'''
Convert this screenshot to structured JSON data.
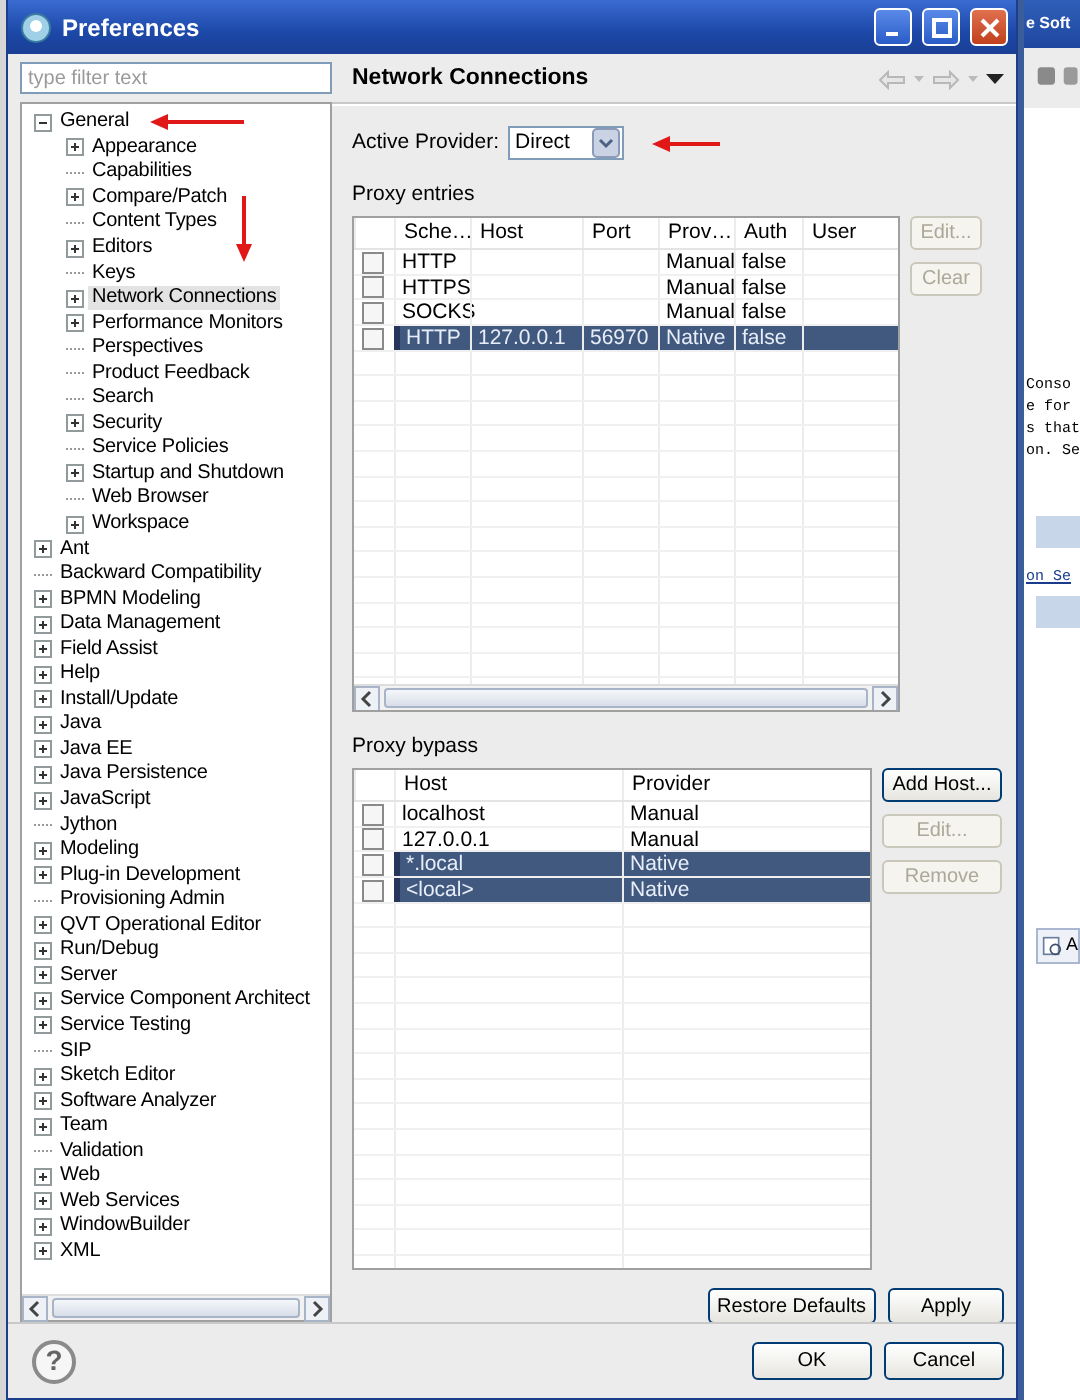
{
  "window": {
    "title": "Preferences"
  },
  "filter": {
    "placeholder": "type filter text"
  },
  "tree": [
    {
      "label": "General",
      "expandable": true,
      "expanded": true,
      "selected": false,
      "children": [
        {
          "label": "Appearance",
          "expandable": true,
          "expanded": false,
          "selected": false
        },
        {
          "label": "Capabilities",
          "expandable": false,
          "selected": false
        },
        {
          "label": "Compare/Patch",
          "expandable": true,
          "expanded": false,
          "selected": false
        },
        {
          "label": "Content Types",
          "expandable": false,
          "selected": false
        },
        {
          "label": "Editors",
          "expandable": true,
          "expanded": false,
          "selected": false
        },
        {
          "label": "Keys",
          "expandable": false,
          "selected": false
        },
        {
          "label": "Network Connections",
          "expandable": true,
          "expanded": false,
          "selected": true
        },
        {
          "label": "Performance Monitors",
          "expandable": true,
          "expanded": false,
          "selected": false
        },
        {
          "label": "Perspectives",
          "expandable": false,
          "selected": false
        },
        {
          "label": "Product Feedback",
          "expandable": false,
          "selected": false
        },
        {
          "label": "Search",
          "expandable": false,
          "selected": false
        },
        {
          "label": "Security",
          "expandable": true,
          "expanded": false,
          "selected": false
        },
        {
          "label": "Service Policies",
          "expandable": false,
          "selected": false
        },
        {
          "label": "Startup and Shutdown",
          "expandable": true,
          "expanded": false,
          "selected": false
        },
        {
          "label": "Web Browser",
          "expandable": false,
          "selected": false
        },
        {
          "label": "Workspace",
          "expandable": true,
          "expanded": false,
          "selected": false
        }
      ]
    },
    {
      "label": "Ant",
      "expandable": true,
      "expanded": false,
      "selected": false
    },
    {
      "label": "Backward Compatibility",
      "expandable": false,
      "selected": false
    },
    {
      "label": "BPMN Modeling",
      "expandable": true,
      "expanded": false,
      "selected": false
    },
    {
      "label": "Data Management",
      "expandable": true,
      "expanded": false,
      "selected": false
    },
    {
      "label": "Field Assist",
      "expandable": true,
      "expanded": false,
      "selected": false
    },
    {
      "label": "Help",
      "expandable": true,
      "expanded": false,
      "selected": false
    },
    {
      "label": "Install/Update",
      "expandable": true,
      "expanded": false,
      "selected": false
    },
    {
      "label": "Java",
      "expandable": true,
      "expanded": false,
      "selected": false
    },
    {
      "label": "Java EE",
      "expandable": true,
      "expanded": false,
      "selected": false
    },
    {
      "label": "Java Persistence",
      "expandable": true,
      "expanded": false,
      "selected": false
    },
    {
      "label": "JavaScript",
      "expandable": true,
      "expanded": false,
      "selected": false
    },
    {
      "label": "Jython",
      "expandable": false,
      "selected": false
    },
    {
      "label": "Modeling",
      "expandable": true,
      "expanded": false,
      "selected": false
    },
    {
      "label": "Plug-in Development",
      "expandable": true,
      "expanded": false,
      "selected": false
    },
    {
      "label": "Provisioning Admin",
      "expandable": false,
      "selected": false
    },
    {
      "label": "QVT Operational Editor",
      "expandable": true,
      "expanded": false,
      "selected": false
    },
    {
      "label": "Run/Debug",
      "expandable": true,
      "expanded": false,
      "selected": false
    },
    {
      "label": "Server",
      "expandable": true,
      "expanded": false,
      "selected": false
    },
    {
      "label": "Service Component Architect",
      "expandable": true,
      "expanded": false,
      "selected": false
    },
    {
      "label": "Service Testing",
      "expandable": true,
      "expanded": false,
      "selected": false
    },
    {
      "label": "SIP",
      "expandable": false,
      "selected": false
    },
    {
      "label": "Sketch Editor",
      "expandable": true,
      "expanded": false,
      "selected": false
    },
    {
      "label": "Software Analyzer",
      "expandable": true,
      "expanded": false,
      "selected": false
    },
    {
      "label": "Team",
      "expandable": true,
      "expanded": false,
      "selected": false
    },
    {
      "label": "Validation",
      "expandable": false,
      "selected": false
    },
    {
      "label": "Web",
      "expandable": true,
      "expanded": false,
      "selected": false
    },
    {
      "label": "Web Services",
      "expandable": true,
      "expanded": false,
      "selected": false
    },
    {
      "label": "WindowBuilder",
      "expandable": true,
      "expanded": false,
      "selected": false
    },
    {
      "label": "XML",
      "expandable": true,
      "expanded": false,
      "selected": false
    }
  ],
  "page": {
    "title": "Network Connections",
    "active_provider": {
      "label": "Active Provider:",
      "value": "Direct"
    },
    "proxy_entries": {
      "title": "Proxy entries",
      "columns": [
        "Sche…",
        "Host",
        "Port",
        "Prov…",
        "Auth",
        "User"
      ],
      "rows": [
        {
          "scheme": "HTTP",
          "provider": "Manual",
          "auth": "false",
          "checked": false,
          "selected": false
        },
        {
          "scheme": "HTTPS",
          "provider": "Manual",
          "auth": "false",
          "checked": false,
          "selected": false
        },
        {
          "scheme": "SOCKS",
          "provider": "Manual",
          "auth": "false",
          "checked": false,
          "selected": false
        },
        {
          "scheme": "HTTP",
          "host": "127.0.0.1",
          "port": "56970",
          "provider": "Native",
          "auth": "false",
          "checked": false,
          "selected": true
        }
      ],
      "buttons": [
        {
          "label": "Edit...",
          "disabled": true
        },
        {
          "label": "Clear",
          "disabled": true
        }
      ]
    },
    "proxy_bypass": {
      "title": "Proxy bypass",
      "columns": [
        "Host",
        "Provider"
      ],
      "rows": [
        {
          "host": "localhost",
          "provider": "Manual",
          "checked": false,
          "selected": false
        },
        {
          "host": "127.0.0.1",
          "provider": "Manual",
          "checked": false,
          "selected": false
        },
        {
          "host": "*.local",
          "provider": "Native",
          "checked": false,
          "selected": true
        },
        {
          "host": "<local>",
          "provider": "Native",
          "checked": false,
          "selected": true
        }
      ],
      "buttons": [
        {
          "label": "Add Host...",
          "disabled": false
        },
        {
          "label": "Edit...",
          "disabled": true
        },
        {
          "label": "Remove",
          "disabled": true
        }
      ]
    },
    "buttons": [
      {
        "label": "Restore Defaults"
      },
      {
        "label": "Apply"
      }
    ]
  },
  "help": {
    "glyph": "?"
  },
  "dialog_buttons": [
    {
      "label": "OK"
    },
    {
      "label": "Cancel"
    }
  ],
  "background_window": {
    "title": "e Soft",
    "text_lines": [
      "Conso",
      "e for",
      "s that",
      "on. Se"
    ],
    "link": "on Se",
    "tab_label": "A"
  }
}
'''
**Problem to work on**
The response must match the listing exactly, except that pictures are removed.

**Response to the exercise**
Convert this screenshot to structured JSON data.
{
  "window": {
    "title": "Preferences"
  },
  "filter": {
    "placeholder": "type filter text"
  },
  "tree": [
    {
      "label": "General",
      "expandable": true,
      "expanded": true,
      "selected": false,
      "children": [
        {
          "label": "Appearance",
          "expandable": true,
          "expanded": false,
          "selected": false
        },
        {
          "label": "Capabilities",
          "expandable": false,
          "selected": false
        },
        {
          "label": "Compare/Patch",
          "expandable": true,
          "expanded": false,
          "selected": false
        },
        {
          "label": "Content Types",
          "expandable": false,
          "selected": false
        },
        {
          "label": "Editors",
          "expandable": true,
          "expanded": false,
          "selected": false
        },
        {
          "label": "Keys",
          "expandable": false,
          "selected": false
        },
        {
          "label": "Network Connections",
          "expandable": true,
          "expanded": false,
          "selected": true
        },
        {
          "label": "Performance Monitors",
          "expandable": true,
          "expanded": false,
          "selected": false
        },
        {
          "label": "Perspectives",
          "expandable": false,
          "selected": false
        },
        {
          "label": "Product Feedback",
          "expandable": false,
          "selected": false
        },
        {
          "label": "Search",
          "expandable": false,
          "selected": false
        },
        {
          "label": "Security",
          "expandable": true,
          "expanded": false,
          "selected": false
        },
        {
          "label": "Service Policies",
          "expandable": false,
          "selected": false
        },
        {
          "label": "Startup and Shutdown",
          "expandable": true,
          "expanded": false,
          "selected": false
        },
        {
          "label": "Web Browser",
          "expandable": false,
          "selected": false
        },
        {
          "label": "Workspace",
          "expandable": true,
          "expanded": false,
          "selected": false
        }
      ]
    },
    {
      "label": "Ant",
      "expandable": true,
      "expanded": false,
      "selected": false
    },
    {
      "label": "Backward Compatibility",
      "expandable": false,
      "selected": false
    },
    {
      "label": "BPMN Modeling",
      "expandable": true,
      "expanded": false,
      "selected": false
    },
    {
      "label": "Data Management",
      "expandable": true,
      "expanded": false,
      "selected": false
    },
    {
      "label": "Field Assist",
      "expandable": true,
      "expanded": false,
      "selected": false
    },
    {
      "label": "Help",
      "expandable": true,
      "expanded": false,
      "selected": false
    },
    {
      "label": "Install/Update",
      "expandable": true,
      "expanded": false,
      "selected": false
    },
    {
      "label": "Java",
      "expandable": true,
      "expanded": false,
      "selected": false
    },
    {
      "label": "Java EE",
      "expandable": true,
      "expanded": false,
      "selected": false
    },
    {
      "label": "Java Persistence",
      "expandable": true,
      "expanded": false,
      "selected": false
    },
    {
      "label": "JavaScript",
      "expandable": true,
      "expanded": false,
      "selected": false
    },
    {
      "label": "Jython",
      "expandable": false,
      "selected": false
    },
    {
      "label": "Modeling",
      "expandable": true,
      "expanded": false,
      "selected": false
    },
    {
      "label": "Plug-in Development",
      "expandable": true,
      "expanded": false,
      "selected": false
    },
    {
      "label": "Provisioning Admin",
      "expandable": false,
      "selected": false
    },
    {
      "label": "QVT Operational Editor",
      "expandable": true,
      "expanded": false,
      "selected": false
    },
    {
      "label": "Run/Debug",
      "expandable": true,
      "expanded": false,
      "selected": false
    },
    {
      "label": "Server",
      "expandable": true,
      "expanded": false,
      "selected": false
    },
    {
      "label": "Service Component Architect",
      "expandable": true,
      "expanded": false,
      "selected": false
    },
    {
      "label": "Service Testing",
      "expandable": true,
      "expanded": false,
      "selected": false
    },
    {
      "label": "SIP",
      "expandable": false,
      "selected": false
    },
    {
      "label": "Sketch Editor",
      "expandable": true,
      "expanded": false,
      "selected": false
    },
    {
      "label": "Software Analyzer",
      "expandable": true,
      "expanded": false,
      "selected": false
    },
    {
      "label": "Team",
      "expandable": true,
      "expanded": false,
      "selected": false
    },
    {
      "label": "Validation",
      "expandable": false,
      "selected": false
    },
    {
      "label": "Web",
      "expandable": true,
      "expanded": false,
      "selected": false
    },
    {
      "label": "Web Services",
      "expandable": true,
      "expanded": false,
      "selected": false
    },
    {
      "label": "WindowBuilder",
      "expandable": true,
      "expanded": false,
      "selected": false
    },
    {
      "label": "XML",
      "expandable": true,
      "expanded": false,
      "selected": false
    }
  ],
  "page": {
    "title": "Network Connections",
    "active_provider": {
      "label": "Active Provider:",
      "value": "Direct"
    },
    "proxy_entries": {
      "title": "Proxy entries",
      "columns": [
        "Sche…",
        "Host",
        "Port",
        "Prov…",
        "Auth",
        "User"
      ],
      "rows": [
        {
          "scheme": "HTTP",
          "provider": "Manual",
          "auth": "false",
          "checked": false,
          "selected": false
        },
        {
          "scheme": "HTTPS",
          "provider": "Manual",
          "auth": "false",
          "checked": false,
          "selected": false
        },
        {
          "scheme": "SOCKS",
          "provider": "Manual",
          "auth": "false",
          "checked": false,
          "selected": false
        },
        {
          "scheme": "HTTP",
          "host": "127.0.0.1",
          "port": "56970",
          "provider": "Native",
          "auth": "false",
          "checked": false,
          "selected": true
        }
      ],
      "buttons": [
        {
          "label": "Edit...",
          "disabled": true
        },
        {
          "label": "Clear",
          "disabled": true
        }
      ]
    },
    "proxy_bypass": {
      "title": "Proxy bypass",
      "columns": [
        "Host",
        "Provider"
      ],
      "rows": [
        {
          "host": "localhost",
          "provider": "Manual",
          "checked": false,
          "selected": false
        },
        {
          "host": "127.0.0.1",
          "provider": "Manual",
          "checked": false,
          "selected": false
        },
        {
          "host": "*.local",
          "provider": "Native",
          "checked": false,
          "selected": true
        },
        {
          "host": "<local>",
          "provider": "Native",
          "checked": false,
          "selected": true
        }
      ],
      "buttons": [
        {
          "label": "Add Host...",
          "disabled": false
        },
        {
          "label": "Edit...",
          "disabled": true
        },
        {
          "label": "Remove",
          "disabled": true
        }
      ]
    },
    "buttons": [
      {
        "label": "Restore Defaults"
      },
      {
        "label": "Apply"
      }
    ]
  },
  "help": {
    "glyph": "?"
  },
  "dialog_buttons": [
    {
      "label": "OK"
    },
    {
      "label": "Cancel"
    }
  ],
  "background_window": {
    "title": "e Soft",
    "text_lines": [
      "Conso",
      "e for",
      "s that",
      "on. Se"
    ],
    "link": "on Se",
    "tab_label": "A"
  }
}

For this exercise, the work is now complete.